“The inspiration for this came from a book of botanical drawings my grandmother had,” the photographer explains. “I wanted to create, with my camera, what the artist had created with his brush and paints. It took a year to plan and gather all the images I needed to present the evolving stages of life and death of plants.”
Relatively new to photography, Ann bought her first DSLR in 2010, but she has never been a stranger to creativity; she has worked in the fashion industry and is also a watercolour painter. Involved in both the Christchurch Photographic Society and the national Photographic Society of New Zealand (PSNZ), Ann quickly racked up many awards, including the Fellowship rank from PSNZ and FIAP’s Artiste and Excellence distinctions.
However, it is not the accolades that attract Ann to participate in these organizations as much as the opportunity to meet and share ideas with people from all around the world who are interested in photography.
“Also,” the generous photographer says, “to help other photographers grow their skills and sense of achievement, to help them get in touch with the creative feeling side of their minds, and to help give them a sense of fulfilment like I got from my journey in photography and the wonderful people who have helped me along the way.”
While botanical imagery earned Ann the Master title, she is interested in all styles of photography — but it is macro shooting that truly has her heart.
“Macro takes me into another world where I can lose myself in observing the intricacies and symmetries of the flower that the eye so often just glances over. It evokes in me a sense of peace and wonderment. I want to capture some of what I am seeing and feeling and present it in such a way that others can share in the moment as well,” she says.
Unpretentious in the face of her achievements, the photographer advises those starting out in the art not to feel discouraged if they do not have access to flash gear.
“I can remember my first field trip when I turned up with my little point-and-shoot while everybody had SLR cameras with huge lenses,” she shares. “I felt completely inadequate but learnt a lot regardless.
“Shoot what you see, what compels you to photograph it, what stirs you. Join a club and don’t be afraid to ask for help — most members are only too pleased to help fellow members and there are guidance and tutorials available at all levels.”

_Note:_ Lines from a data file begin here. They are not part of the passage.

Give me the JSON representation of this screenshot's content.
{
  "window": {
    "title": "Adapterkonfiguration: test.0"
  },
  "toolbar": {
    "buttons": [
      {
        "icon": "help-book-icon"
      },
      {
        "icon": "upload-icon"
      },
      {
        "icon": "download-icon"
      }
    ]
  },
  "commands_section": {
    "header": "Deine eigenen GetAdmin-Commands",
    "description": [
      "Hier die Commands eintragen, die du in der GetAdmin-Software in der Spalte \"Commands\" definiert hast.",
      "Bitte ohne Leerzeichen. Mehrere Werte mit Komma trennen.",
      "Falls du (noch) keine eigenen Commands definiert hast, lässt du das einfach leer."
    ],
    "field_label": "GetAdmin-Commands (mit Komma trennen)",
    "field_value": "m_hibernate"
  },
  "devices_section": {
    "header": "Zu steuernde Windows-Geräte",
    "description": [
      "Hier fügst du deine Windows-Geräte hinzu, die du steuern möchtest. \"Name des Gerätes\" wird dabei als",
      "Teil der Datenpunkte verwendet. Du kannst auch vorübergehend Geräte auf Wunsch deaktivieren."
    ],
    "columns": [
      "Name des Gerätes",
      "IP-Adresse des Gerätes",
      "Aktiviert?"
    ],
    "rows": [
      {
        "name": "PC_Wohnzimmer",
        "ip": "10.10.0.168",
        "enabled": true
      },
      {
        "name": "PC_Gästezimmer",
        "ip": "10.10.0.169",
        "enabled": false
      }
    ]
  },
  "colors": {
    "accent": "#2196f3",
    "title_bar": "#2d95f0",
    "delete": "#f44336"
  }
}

Having scooped such a high distinction, the photographer says that she is content for now to work within the photographic community, helping others to advance their own craft. But keep a watch on the results of forthcoming international salons, as it would be no surprise to see her name amid the accolades again in the near future.